(AIM OF THE EXERCISE): Search the data for the word "title" and copy every line that contains it.

(PROVIDED MATERIAL):
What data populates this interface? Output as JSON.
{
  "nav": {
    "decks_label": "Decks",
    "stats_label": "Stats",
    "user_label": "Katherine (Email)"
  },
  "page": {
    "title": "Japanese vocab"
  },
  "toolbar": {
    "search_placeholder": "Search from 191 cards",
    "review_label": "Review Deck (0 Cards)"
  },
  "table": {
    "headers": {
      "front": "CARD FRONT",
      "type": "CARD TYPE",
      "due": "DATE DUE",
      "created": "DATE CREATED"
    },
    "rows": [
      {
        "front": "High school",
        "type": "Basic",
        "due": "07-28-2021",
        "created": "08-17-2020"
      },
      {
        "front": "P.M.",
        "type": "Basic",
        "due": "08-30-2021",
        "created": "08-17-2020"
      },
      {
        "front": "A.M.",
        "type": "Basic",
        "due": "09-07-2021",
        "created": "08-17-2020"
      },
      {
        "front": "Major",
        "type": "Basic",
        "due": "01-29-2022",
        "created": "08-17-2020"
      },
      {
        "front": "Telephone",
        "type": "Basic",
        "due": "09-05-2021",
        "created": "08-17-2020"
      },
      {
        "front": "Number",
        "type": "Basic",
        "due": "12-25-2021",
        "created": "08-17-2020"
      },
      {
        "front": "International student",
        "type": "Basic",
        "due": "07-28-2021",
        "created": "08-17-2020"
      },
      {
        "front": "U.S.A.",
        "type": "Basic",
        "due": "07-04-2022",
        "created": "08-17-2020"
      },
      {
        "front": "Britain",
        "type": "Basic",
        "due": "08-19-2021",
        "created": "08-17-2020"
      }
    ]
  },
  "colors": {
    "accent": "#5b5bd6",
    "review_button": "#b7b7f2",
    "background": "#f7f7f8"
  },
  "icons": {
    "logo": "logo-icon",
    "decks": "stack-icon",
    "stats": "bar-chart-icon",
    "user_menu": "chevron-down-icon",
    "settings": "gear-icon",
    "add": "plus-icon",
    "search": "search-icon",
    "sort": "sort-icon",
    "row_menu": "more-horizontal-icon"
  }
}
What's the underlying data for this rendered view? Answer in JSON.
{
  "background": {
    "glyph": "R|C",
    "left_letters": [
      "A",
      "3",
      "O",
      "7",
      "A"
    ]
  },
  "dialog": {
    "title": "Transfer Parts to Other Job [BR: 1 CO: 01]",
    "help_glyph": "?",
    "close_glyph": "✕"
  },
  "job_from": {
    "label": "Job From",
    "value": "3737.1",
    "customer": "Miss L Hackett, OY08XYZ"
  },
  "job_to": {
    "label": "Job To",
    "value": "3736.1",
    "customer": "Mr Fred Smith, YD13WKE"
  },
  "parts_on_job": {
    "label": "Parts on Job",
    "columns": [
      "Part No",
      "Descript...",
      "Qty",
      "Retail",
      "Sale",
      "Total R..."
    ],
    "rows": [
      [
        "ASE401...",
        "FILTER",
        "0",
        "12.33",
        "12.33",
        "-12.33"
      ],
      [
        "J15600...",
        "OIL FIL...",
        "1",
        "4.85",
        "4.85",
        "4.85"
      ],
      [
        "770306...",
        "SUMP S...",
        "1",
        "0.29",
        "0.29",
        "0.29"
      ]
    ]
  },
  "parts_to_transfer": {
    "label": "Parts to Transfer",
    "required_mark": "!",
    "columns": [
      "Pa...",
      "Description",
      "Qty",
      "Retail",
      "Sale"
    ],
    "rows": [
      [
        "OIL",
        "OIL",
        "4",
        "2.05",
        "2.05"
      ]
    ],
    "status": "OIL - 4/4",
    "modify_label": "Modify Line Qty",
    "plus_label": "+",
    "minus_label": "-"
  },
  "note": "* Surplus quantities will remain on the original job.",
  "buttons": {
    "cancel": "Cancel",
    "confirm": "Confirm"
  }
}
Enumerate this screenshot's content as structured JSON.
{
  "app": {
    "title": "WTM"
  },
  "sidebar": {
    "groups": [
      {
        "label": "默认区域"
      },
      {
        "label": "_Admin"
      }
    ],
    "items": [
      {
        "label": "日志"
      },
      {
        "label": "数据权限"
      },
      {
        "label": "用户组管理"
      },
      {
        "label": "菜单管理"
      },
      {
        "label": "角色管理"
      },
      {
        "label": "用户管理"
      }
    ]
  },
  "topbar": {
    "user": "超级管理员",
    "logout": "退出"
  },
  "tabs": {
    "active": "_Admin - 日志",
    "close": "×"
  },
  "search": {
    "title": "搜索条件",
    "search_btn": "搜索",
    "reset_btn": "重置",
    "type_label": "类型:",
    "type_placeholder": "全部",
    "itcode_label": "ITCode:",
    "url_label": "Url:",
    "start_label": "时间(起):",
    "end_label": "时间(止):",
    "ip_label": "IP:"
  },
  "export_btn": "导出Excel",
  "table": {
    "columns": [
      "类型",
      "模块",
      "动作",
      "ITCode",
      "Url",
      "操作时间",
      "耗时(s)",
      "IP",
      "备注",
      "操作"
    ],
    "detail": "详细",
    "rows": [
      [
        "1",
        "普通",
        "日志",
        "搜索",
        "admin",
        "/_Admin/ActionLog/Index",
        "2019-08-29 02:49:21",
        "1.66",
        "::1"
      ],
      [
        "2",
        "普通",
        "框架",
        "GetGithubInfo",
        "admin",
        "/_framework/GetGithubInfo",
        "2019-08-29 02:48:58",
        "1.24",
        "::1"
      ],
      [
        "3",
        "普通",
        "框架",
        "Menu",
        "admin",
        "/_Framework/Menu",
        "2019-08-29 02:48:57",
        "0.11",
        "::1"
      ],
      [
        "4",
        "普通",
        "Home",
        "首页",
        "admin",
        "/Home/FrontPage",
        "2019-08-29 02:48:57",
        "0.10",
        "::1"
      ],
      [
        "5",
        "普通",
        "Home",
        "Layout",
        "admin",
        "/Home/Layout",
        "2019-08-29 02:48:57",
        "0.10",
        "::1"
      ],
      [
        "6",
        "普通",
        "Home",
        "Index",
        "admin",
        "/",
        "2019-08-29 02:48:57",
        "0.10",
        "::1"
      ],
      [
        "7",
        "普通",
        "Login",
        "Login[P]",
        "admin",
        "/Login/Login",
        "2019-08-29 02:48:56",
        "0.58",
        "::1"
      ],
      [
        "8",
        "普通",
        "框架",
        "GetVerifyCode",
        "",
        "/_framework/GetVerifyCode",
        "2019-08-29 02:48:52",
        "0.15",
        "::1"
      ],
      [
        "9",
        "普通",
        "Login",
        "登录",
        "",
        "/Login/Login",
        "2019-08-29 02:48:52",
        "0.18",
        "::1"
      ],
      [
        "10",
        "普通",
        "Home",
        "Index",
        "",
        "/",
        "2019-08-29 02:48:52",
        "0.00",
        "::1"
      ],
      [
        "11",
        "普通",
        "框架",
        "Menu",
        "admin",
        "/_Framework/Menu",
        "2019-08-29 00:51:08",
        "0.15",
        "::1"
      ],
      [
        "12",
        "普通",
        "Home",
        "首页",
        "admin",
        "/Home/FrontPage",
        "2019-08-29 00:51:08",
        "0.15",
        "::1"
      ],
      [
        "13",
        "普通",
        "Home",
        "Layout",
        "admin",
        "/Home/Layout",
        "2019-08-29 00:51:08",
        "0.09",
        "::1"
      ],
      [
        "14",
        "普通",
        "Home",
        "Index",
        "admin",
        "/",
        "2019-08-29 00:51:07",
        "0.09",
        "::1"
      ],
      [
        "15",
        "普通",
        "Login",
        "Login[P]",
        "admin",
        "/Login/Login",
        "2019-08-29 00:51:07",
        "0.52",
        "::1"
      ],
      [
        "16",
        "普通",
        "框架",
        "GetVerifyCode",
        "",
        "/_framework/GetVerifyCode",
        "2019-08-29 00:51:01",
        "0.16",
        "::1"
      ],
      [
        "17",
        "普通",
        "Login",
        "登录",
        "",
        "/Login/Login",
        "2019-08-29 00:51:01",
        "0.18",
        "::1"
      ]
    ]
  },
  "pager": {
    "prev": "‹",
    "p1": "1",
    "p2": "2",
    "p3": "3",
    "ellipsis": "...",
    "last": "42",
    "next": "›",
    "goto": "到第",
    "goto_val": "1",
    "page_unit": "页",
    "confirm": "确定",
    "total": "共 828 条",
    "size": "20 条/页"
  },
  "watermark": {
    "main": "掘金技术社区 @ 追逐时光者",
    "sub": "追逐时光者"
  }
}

(WRITTEN ANSWER):
    "title": "Japanese vocab"
    "title": "Transfer Parts to Other Job [BR: 1 CO: 01]",
    "title": "WTM"
    "title": "搜索条件",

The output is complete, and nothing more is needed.